Full metadata record
|dc.description.abstract||The purpose of this study was to examine whether loneliness mediates the relationship between social engagement and depressive symptoms and to determine how age moderates the mediation effect. Data for this study came from the survey with community-dwelling adults aged 18 and older in South Korea, from March to April 2017. The total of 1,017 respondents were drawn from three age groups (18-44, 45-64, or 65 and older). The mediating effect of loneliness was tested between each of three social engagement-related variables (family network, friend network, and perceived community support) and depressive symptoms. The results showed age differences in mediation: the effect was most pronounced in the relationship of family network with loneliness for the older group, whereas the size of friend network significantly predicted loneliness for younger adults. Both younger and older groups felt less lonely when they had a higher level of perceived community support; the middle age group remained uninfluenced by the mediation effects. Our findings confirm that loneliness is one of the mechanisms by which social engagement exerts its effect on depressive symptoms. As the Korean society embraces its growing proportions of older adults, the results of the study provide implications for adaptive strategies for changing social engagement need and mental health associated with ageing.||-|
|dc.title||Loneliness as a mediator in the relationship between social engagement and depressive symptoms: Age differences among community-dwelling Korean adults||-|
|dc.relation.journaltitle||HEALTH & SOCIAL CARE IN THE COMMUNITY||-|

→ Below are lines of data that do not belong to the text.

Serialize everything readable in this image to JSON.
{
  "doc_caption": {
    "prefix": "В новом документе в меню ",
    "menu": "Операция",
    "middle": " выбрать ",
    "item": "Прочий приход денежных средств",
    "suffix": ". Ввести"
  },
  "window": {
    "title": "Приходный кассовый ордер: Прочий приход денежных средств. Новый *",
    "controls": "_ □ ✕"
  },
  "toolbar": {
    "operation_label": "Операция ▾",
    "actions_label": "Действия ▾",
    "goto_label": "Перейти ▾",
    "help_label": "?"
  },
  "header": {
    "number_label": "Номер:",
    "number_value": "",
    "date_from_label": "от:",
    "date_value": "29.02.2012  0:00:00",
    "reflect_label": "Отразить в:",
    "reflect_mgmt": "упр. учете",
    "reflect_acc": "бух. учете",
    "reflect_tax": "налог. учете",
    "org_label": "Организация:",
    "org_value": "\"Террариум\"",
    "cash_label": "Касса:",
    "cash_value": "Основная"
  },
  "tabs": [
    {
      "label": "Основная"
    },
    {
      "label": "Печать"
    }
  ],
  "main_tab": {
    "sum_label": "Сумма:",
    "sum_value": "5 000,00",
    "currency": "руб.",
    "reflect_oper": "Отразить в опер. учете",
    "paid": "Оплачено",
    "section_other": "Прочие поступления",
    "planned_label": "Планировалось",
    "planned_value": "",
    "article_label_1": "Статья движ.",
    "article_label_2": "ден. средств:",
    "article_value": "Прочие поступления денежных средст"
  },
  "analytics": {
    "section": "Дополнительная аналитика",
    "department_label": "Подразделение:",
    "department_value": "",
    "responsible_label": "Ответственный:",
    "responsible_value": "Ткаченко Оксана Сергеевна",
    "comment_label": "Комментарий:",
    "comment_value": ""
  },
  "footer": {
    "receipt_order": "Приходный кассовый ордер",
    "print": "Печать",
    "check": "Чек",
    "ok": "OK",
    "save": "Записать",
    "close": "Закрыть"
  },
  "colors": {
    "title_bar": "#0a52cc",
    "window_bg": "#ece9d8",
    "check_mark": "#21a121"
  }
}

|dc.author.google||Park, Nan Sook||-|
|dc.author.google||Lee, Beom S.||-|
|dc.author.google||Chiriboga, David A.||-|
Items in DSpace are protected by copyright, with all rights reserved, unless otherwise indicated.